Lines from the material below that hold the string "plywood" are what is needed; copy each of them.

DATASET |
┌──
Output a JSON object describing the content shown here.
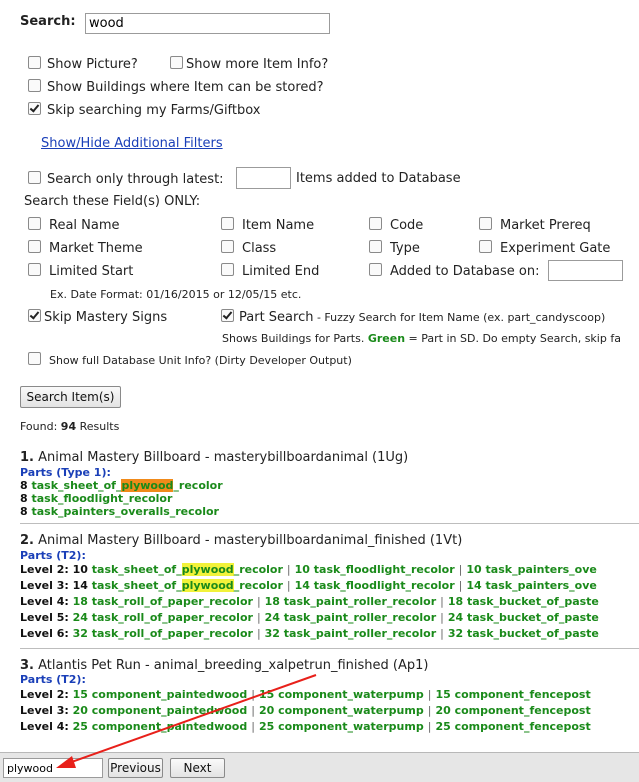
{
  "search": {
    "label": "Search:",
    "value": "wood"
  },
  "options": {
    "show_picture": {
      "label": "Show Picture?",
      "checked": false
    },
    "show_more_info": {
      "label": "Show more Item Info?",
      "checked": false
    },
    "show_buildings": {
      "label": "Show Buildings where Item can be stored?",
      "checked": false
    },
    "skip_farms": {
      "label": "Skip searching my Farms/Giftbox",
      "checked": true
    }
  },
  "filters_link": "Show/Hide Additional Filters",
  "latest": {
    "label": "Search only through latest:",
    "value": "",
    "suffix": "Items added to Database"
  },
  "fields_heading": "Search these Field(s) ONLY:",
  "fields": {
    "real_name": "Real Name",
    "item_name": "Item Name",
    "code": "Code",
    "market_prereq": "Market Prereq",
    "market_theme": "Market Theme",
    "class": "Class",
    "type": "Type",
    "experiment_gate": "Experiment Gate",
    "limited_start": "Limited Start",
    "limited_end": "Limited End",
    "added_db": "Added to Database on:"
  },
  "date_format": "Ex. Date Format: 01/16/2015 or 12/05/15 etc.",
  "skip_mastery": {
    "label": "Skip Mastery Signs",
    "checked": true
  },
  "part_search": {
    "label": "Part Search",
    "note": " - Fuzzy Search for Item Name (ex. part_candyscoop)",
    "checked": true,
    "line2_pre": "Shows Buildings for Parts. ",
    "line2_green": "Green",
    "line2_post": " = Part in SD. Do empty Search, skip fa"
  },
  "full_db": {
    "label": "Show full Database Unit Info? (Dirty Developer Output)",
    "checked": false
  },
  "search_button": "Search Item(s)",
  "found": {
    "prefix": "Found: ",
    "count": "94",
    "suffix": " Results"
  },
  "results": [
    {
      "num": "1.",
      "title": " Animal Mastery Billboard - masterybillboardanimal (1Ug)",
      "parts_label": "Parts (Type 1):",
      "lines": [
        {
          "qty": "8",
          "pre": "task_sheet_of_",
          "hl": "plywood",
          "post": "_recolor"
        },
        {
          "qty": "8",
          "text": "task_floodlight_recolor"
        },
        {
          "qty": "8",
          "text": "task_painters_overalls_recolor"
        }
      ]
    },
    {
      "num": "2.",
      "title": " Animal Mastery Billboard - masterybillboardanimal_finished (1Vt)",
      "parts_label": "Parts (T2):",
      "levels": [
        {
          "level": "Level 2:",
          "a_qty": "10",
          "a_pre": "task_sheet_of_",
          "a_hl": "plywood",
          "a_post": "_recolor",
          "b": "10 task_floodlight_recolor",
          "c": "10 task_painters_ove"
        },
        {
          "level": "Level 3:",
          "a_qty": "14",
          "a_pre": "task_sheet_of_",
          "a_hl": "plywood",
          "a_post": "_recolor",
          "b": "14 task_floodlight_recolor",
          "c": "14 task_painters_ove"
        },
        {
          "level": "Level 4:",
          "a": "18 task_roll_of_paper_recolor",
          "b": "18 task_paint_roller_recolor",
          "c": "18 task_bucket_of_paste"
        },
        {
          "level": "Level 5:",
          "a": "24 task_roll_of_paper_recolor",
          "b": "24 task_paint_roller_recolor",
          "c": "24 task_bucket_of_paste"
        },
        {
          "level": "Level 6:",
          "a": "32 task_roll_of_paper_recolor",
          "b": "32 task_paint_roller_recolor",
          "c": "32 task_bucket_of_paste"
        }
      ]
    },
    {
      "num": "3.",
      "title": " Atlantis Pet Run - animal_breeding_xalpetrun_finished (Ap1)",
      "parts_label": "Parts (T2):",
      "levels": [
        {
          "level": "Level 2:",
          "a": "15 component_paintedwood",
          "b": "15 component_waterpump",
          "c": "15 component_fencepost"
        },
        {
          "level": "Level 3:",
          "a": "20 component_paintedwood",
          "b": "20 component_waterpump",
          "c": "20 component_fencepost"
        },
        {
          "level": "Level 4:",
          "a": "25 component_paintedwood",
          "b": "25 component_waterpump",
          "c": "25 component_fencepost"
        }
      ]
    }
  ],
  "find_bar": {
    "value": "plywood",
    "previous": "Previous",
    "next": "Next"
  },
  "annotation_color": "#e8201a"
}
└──
ANSWER |
          "hl": "plywood",
          "a_hl": "plywood",
          "a_hl": "plywood",
    "value": "plywood",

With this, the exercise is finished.